8- I feel like today music became a commodity, it's hardwork and long time investment to create an original song and it's so easy to consume it for listener like a single use entertainment as there are endless choices and I feel like today we live in the age that nothing is so special anymore. Internet and consumption have replaced "God" and morality and humane pace of producing cooking sth at a low heat you know? slow but steady, joyful production. It feels like music cant be a single career and source of income for one anymore with all the competition and ease of home production. So for me I came to the conclusion that music production is to be done analogous to keeping journaling ow ones private feelings and thoughts as self reflection function. Okay maybe it's always been like this and because some journals were really interesting read, people wanted to "listen" to them so they got a career and this cycle maybe still remains. But Im just not sure if things got easier with internet and home daws or much harder? I feel like people care so much less than the past today in general, music is not much for connection or relation anymore but entertainment.
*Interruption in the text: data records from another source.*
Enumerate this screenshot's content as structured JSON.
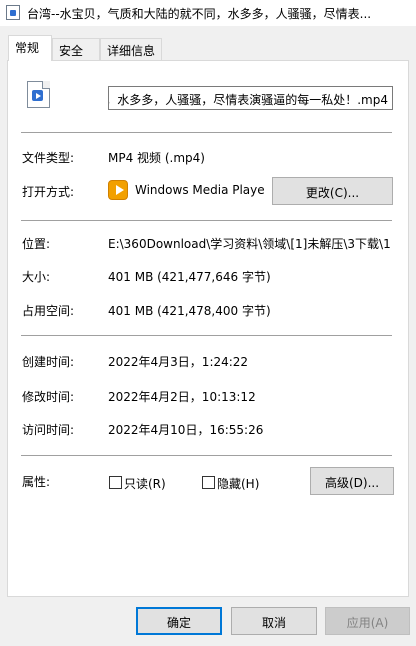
{
  "window": {
    "title": "台湾--水宝贝，气质和大陆的就不同，水多多，人骚骚，尽情表..."
  },
  "tabs": [
    {
      "label": "常规"
    },
    {
      "label": "安全"
    },
    {
      "label": "详细信息"
    }
  ],
  "general": {
    "file_name": "，水多多，人骚骚，尽情表演骚逼的每一私处！.mp4",
    "file_type_label": "文件类型:",
    "file_type_value": "MP4 视频 (.mp4)",
    "opens_with_label": "打开方式:",
    "opens_with_value": "Windows Media Playe",
    "change_button": "更改(C)...",
    "location_label": "位置:",
    "location_value": "E:\\360Download\\学习资料\\领域\\[1]未解压\\3下载\\1",
    "size_label": "大小:",
    "size_value": "401 MB (421,477,646 字节)",
    "size_on_disk_label": "占用空间:",
    "size_on_disk_value": "401 MB (421,478,400 字节)",
    "created_label": "创建时间:",
    "created_value": "2022年4月3日，1:24:22",
    "modified_label": "修改时间:",
    "modified_value": "2022年4月2日，10:13:12",
    "accessed_label": "访问时间:",
    "accessed_value": "2022年4月10日，16:55:26",
    "attributes_label": "属性:",
    "readonly_label": "只读(R)",
    "readonly_checked": false,
    "hidden_label": "隐藏(H)",
    "hidden_checked": false,
    "advanced_button": "高级(D)..."
  },
  "footer": {
    "ok_button": "确定",
    "cancel_button": "取消",
    "apply_button": "应用(A)"
  },
  "colors": {
    "default_button_border": "#0078d7",
    "panel_bg": "#ffffff",
    "window_bg": "#f0f0f0"
  }
}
I mean for me music is about being curious about existence, exploring deep insights, interacting with other inspiring feelings, thoughts, perspectives etc.. Either such people switched to producing entertainment music to keep up with society's direction and not feel isolated or they kind of gave up producing thinking that people would probably not care or give due attention to listen to serious pieces.. Like is it still possible to create masterpieces like Radiohead, Muse, Keane did or those days are gone for good? Now how can I reconcile those great bands with the modernity of new age music without making concessions and compromises in quality, soul and emotions? Is there still room in music for soul and emotions in rock? Or is it dying.. This is also a moral question you know. Should one give in to degeneration and moral decadence? Correct my perspective if it's too narrow when it equalize future and modern with moral decline etc.. please provide me with examples like how can past great music be better today and in the future and still have same sincere deep soul and emotions if not more and stronger? What is the direction of music in the near and far future? What can musicians do to adapt to future direction and still preserving vintage, timeless values of music, life and being human?
A great question. Maybe the question. One that every artist should ask themselves. We are in the era of "ART WITHOUT MEANING". and it doesn't just reflect where we are musically but also as a society. We have grown more distant (but perhaps it's just evolution. Haven't all old men exclaimed this throughout time?

We have developed speed, but we have shut ourselves in
Machinery that gives us abundance has left us in want

This was written 80 years ago.)

Here's what I have found, struggling with the same questions you do.
- Art is about the process. Maybe the answer is not to make more songs, but to be more fulfilled when you do.
- An artist seeks for truth. In whatever form that is. ****ing Ernest Hemingway. Bob Dylan. If you're scared to write something, then you're probably on the right track.
- It's a long race, and in the end you're only running against yourself.